The Keith Skipper guide to fitness
PUBLISHED: 06:46 10 December 2017 | UPDATED: 09:42 11 December 2017
If you jog backwards you put on weight. Or so says Keith Skipper anyway. Hmm.
It will be time all too soon to get rid of festive excesses with an annual fitness drive based on extreme guilt and expensive gullibility.
Here are a few handy tips and observations to make that redemption path easier from Clement Scottow, most experienced member of north Norfolk’s top walking group, the Poppyland Pacemakers.
His positive outlook is summed up by words stitched on his vest: “You can’t turn back the clock. But you can wind it up again”. He claims to be “just turning 40 – and taking my time about it”.
Try these for size before stepping up to the empty plate after Boxing Day:
Walking can add minutes to your life. This enables you at 85 years old to spend an additional five months in a nursing home at £700 a month.
Age is all in the mind. The trick is keeping it from creeping down into your body.
My grandpa started walking five miles a day when he was 80. Now he’s 97 – and we haven’t a clue where he is.
It may be best to walk early in the morning before the brain figures out what you’re doing.
I joined a health club last year and spent over £700. I haven’t lost an ounce. Apparently, you have to go there.
I have flabby thighs. Fortunately, my stomach covers them.
The big advantage of daily exercise is so when you die, they’ll say: “Well, he looks good, doesn’t he?”
I like long walks. Especially when they’re taken by people who annoy me.
If you’re going to try cross-country ski-ing, start with a small country.
Don’t jog backwards. You may put on weight.
Most exercise many of my colleagues manage is jumping to conclusions.
If you can’t get out for exercise, enjoy Norfolk’s favourite indoor sport – hunting for your spectacles.

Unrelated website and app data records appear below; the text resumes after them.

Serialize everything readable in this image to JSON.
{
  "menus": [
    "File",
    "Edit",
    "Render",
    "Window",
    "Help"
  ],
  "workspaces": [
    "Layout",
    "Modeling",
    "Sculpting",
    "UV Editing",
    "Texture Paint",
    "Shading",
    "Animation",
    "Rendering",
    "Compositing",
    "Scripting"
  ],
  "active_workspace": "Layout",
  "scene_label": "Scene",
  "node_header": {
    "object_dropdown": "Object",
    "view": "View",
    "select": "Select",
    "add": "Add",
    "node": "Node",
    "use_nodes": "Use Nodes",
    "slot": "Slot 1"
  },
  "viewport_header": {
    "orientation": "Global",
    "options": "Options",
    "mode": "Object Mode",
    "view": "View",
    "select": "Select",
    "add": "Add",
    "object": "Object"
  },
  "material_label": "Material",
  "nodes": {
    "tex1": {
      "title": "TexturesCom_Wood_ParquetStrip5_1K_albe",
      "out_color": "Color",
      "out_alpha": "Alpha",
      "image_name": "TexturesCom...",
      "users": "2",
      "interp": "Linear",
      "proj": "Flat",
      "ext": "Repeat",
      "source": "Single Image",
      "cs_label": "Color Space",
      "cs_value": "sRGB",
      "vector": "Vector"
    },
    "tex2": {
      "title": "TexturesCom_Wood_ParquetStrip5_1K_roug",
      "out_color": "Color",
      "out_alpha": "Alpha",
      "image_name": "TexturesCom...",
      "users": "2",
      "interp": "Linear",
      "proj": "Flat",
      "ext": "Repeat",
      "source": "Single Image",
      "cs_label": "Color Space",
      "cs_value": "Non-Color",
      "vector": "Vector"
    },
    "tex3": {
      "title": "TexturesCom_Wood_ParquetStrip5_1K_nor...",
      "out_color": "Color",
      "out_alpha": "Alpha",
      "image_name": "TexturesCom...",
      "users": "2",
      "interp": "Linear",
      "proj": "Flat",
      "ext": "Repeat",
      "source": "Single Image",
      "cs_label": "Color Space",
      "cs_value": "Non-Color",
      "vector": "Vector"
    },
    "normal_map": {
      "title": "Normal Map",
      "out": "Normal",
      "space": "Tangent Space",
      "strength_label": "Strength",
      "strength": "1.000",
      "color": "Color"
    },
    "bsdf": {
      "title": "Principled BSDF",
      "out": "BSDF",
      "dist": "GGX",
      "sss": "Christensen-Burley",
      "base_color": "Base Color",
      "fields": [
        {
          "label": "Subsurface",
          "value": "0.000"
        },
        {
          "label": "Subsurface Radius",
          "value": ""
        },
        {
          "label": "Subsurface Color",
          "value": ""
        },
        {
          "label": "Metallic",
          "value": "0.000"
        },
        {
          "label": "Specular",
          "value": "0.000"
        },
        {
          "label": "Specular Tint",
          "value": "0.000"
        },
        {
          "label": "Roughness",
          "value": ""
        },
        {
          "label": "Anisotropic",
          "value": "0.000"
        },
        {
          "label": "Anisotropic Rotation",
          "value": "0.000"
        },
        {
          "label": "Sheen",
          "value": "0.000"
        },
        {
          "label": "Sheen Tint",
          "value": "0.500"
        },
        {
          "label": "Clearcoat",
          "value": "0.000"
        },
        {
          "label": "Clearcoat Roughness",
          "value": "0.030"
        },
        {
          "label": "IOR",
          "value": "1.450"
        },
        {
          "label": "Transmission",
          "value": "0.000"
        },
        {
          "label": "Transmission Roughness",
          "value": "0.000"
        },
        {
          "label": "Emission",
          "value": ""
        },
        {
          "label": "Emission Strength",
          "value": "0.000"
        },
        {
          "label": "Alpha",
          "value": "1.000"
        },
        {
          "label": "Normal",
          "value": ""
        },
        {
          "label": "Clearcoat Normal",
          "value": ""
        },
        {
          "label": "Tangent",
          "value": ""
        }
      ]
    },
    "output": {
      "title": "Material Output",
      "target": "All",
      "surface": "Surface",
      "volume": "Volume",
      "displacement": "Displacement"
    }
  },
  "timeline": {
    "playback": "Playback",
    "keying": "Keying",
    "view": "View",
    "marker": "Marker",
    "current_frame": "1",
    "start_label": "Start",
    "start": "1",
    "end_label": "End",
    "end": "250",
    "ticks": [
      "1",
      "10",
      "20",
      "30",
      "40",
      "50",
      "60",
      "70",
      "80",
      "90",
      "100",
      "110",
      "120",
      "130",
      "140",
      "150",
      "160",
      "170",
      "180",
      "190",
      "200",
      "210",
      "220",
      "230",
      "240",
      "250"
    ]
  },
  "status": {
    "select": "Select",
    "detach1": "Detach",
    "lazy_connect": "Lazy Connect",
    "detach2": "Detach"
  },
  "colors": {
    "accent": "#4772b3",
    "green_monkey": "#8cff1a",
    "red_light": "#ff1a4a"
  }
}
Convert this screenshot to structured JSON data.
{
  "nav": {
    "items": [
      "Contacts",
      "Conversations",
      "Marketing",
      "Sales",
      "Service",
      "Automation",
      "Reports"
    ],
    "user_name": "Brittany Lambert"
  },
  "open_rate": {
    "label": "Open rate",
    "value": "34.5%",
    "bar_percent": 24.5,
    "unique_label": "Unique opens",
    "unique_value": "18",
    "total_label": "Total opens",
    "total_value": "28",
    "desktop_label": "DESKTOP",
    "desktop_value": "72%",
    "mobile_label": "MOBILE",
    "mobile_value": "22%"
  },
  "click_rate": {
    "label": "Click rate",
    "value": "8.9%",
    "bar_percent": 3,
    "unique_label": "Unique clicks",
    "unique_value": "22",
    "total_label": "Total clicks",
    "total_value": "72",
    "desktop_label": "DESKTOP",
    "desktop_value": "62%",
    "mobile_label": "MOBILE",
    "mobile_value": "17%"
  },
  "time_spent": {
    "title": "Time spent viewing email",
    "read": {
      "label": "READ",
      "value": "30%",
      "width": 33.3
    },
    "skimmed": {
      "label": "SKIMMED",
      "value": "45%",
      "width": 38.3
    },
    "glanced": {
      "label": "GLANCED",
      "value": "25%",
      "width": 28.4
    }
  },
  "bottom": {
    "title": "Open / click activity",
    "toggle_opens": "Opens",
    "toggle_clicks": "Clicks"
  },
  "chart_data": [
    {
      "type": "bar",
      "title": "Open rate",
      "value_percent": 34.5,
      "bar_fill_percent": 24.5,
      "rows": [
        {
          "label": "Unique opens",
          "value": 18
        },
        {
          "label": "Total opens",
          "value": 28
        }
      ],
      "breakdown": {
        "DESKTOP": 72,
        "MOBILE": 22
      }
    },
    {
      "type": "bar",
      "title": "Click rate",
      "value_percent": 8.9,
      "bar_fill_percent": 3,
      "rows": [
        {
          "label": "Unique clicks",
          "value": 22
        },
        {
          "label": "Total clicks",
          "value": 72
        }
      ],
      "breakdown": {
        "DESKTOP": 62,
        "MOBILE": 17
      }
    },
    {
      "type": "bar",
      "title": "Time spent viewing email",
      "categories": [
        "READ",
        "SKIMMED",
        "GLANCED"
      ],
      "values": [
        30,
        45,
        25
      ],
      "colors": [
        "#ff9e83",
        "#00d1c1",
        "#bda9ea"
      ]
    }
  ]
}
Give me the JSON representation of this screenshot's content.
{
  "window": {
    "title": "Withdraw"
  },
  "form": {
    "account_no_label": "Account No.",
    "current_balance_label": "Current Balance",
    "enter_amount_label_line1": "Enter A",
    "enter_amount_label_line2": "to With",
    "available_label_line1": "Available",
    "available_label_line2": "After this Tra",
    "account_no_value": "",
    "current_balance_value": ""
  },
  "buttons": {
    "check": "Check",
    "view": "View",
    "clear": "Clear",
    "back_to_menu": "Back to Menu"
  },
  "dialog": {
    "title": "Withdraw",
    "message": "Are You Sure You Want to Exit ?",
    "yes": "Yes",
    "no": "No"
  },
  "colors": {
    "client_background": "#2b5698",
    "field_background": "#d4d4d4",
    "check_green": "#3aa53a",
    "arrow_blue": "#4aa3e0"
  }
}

Tell folk over the festive season you get plenty of exercise … “I was out last week four nights running”.